Items from a data source:
>>>>

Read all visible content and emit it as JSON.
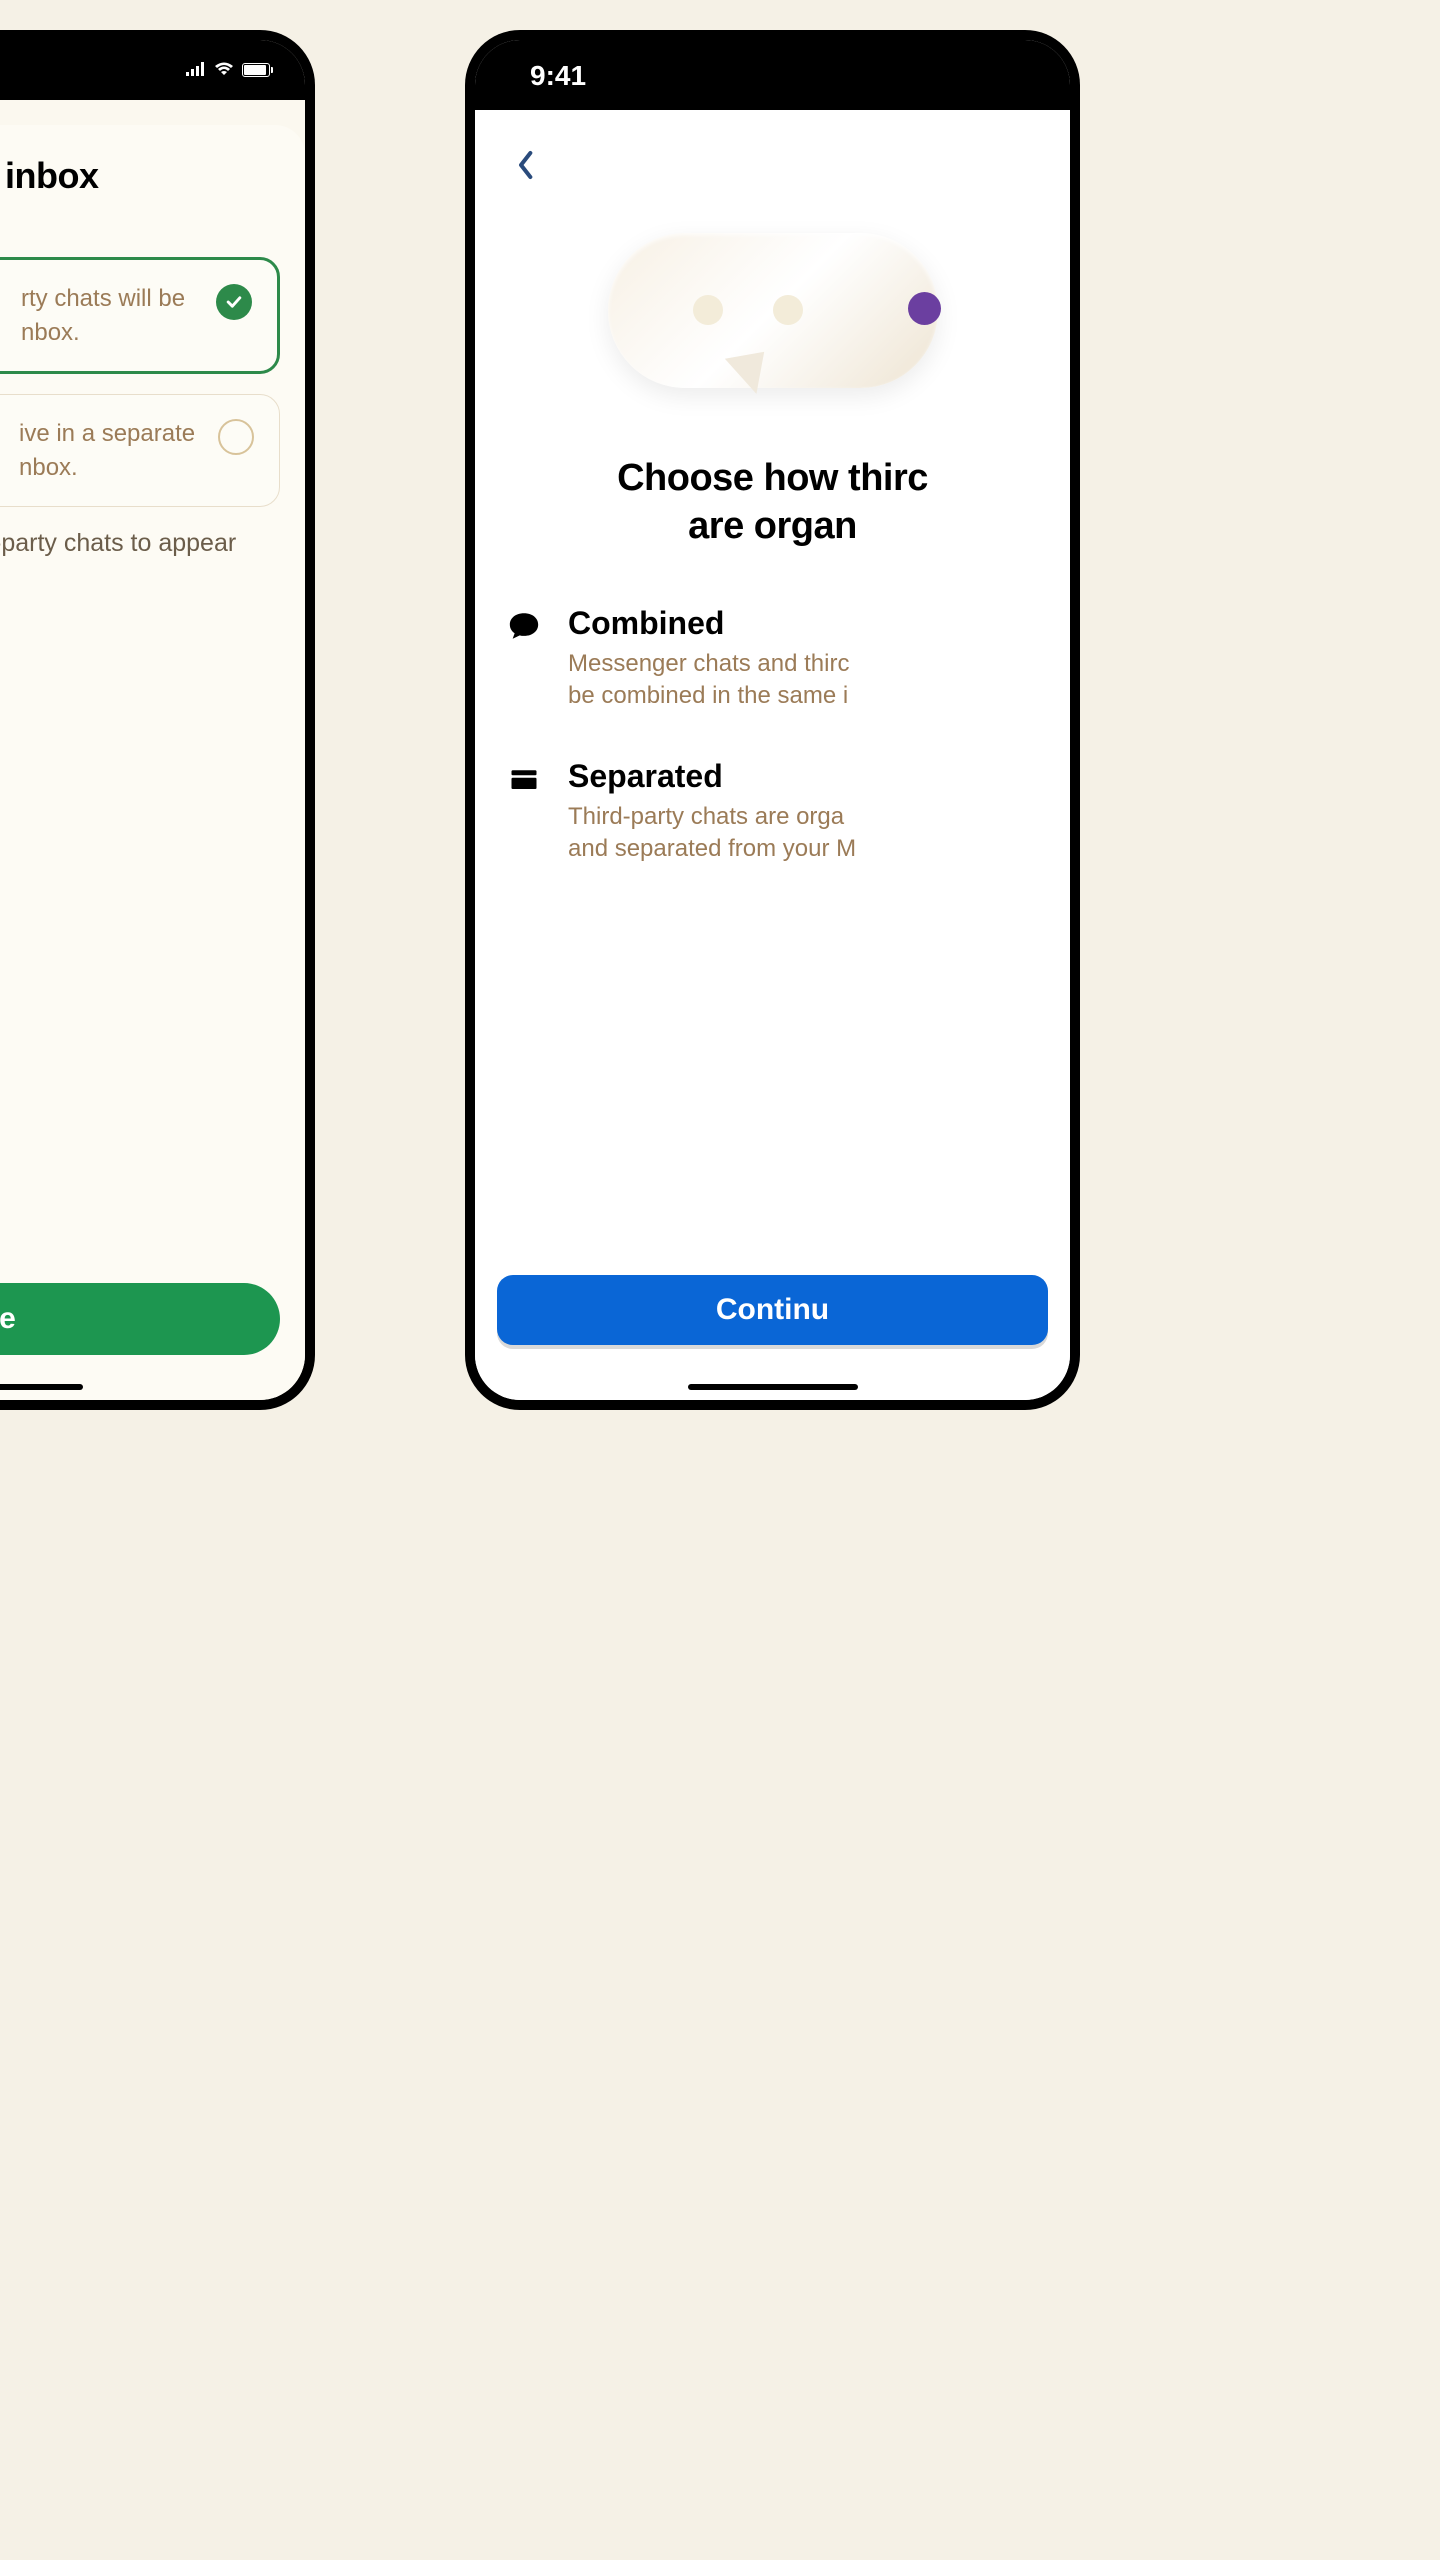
{
  "left_phone": {
    "status": {
      "signal": "signal",
      "wifi": "wifi",
      "battery": "battery-full"
    },
    "title": "inbox",
    "options": [
      {
        "text_fragment": "rty chats will be\nnbox.",
        "selected": true
      },
      {
        "text_fragment": "ive in a separate\nnbox.",
        "selected": false
      }
    ],
    "helper_fragment": "-party chats to appear",
    "primary_button_fragment": "e"
  },
  "right_phone": {
    "status": {
      "time": "9:41"
    },
    "back_icon": "chevron-left",
    "title_fragment": "Choose how thirc\nare organ",
    "choices": [
      {
        "icon": "chat-bubble",
        "title": "Combined",
        "desc_fragment": "Messenger chats and thirc\nbe combined in the same i"
      },
      {
        "icon": "folder",
        "title": "Separated",
        "desc_fragment": "Third-party chats are orga\nand separated from your M"
      }
    ],
    "primary_button_fragment": "Continu"
  },
  "colors": {
    "green": "#1d9650",
    "blue": "#0a66d6",
    "muted_text": "#9b7b57"
  }
}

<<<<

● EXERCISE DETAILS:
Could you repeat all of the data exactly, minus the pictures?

● SOLUTION TO THIS TASK:
Read all visible content and emit it as JSON.
{
  "left_phone": {
    "status": {
      "signal": "signal",
      "wifi": "wifi",
      "battery": "battery-full"
    },
    "title": "inbox",
    "options": [
      {
        "text_fragment": "rty chats will be\nnbox.",
        "selected": true
      },
      {
        "text_fragment": "ive in a separate\nnbox.",
        "selected": false
      }
    ],
    "helper_fragment": "-party chats to appear",
    "primary_button_fragment": "e"
  },
  "right_phone": {
    "status": {
      "time": "9:41"
    },
    "back_icon": "chevron-left",
    "title_fragment": "Choose how thirc\nare organ",
    "choices": [
      {
        "icon": "chat-bubble",
        "title": "Combined",
        "desc_fragment": "Messenger chats and thirc\nbe combined in the same i"
      },
      {
        "icon": "folder",
        "title": "Separated",
        "desc_fragment": "Third-party chats are orga\nand separated from your M"
      }
    ],
    "primary_button_fragment": "Continu"
  },
  "colors": {
    "green": "#1d9650",
    "blue": "#0a66d6",
    "muted_text": "#9b7b57"
  }
}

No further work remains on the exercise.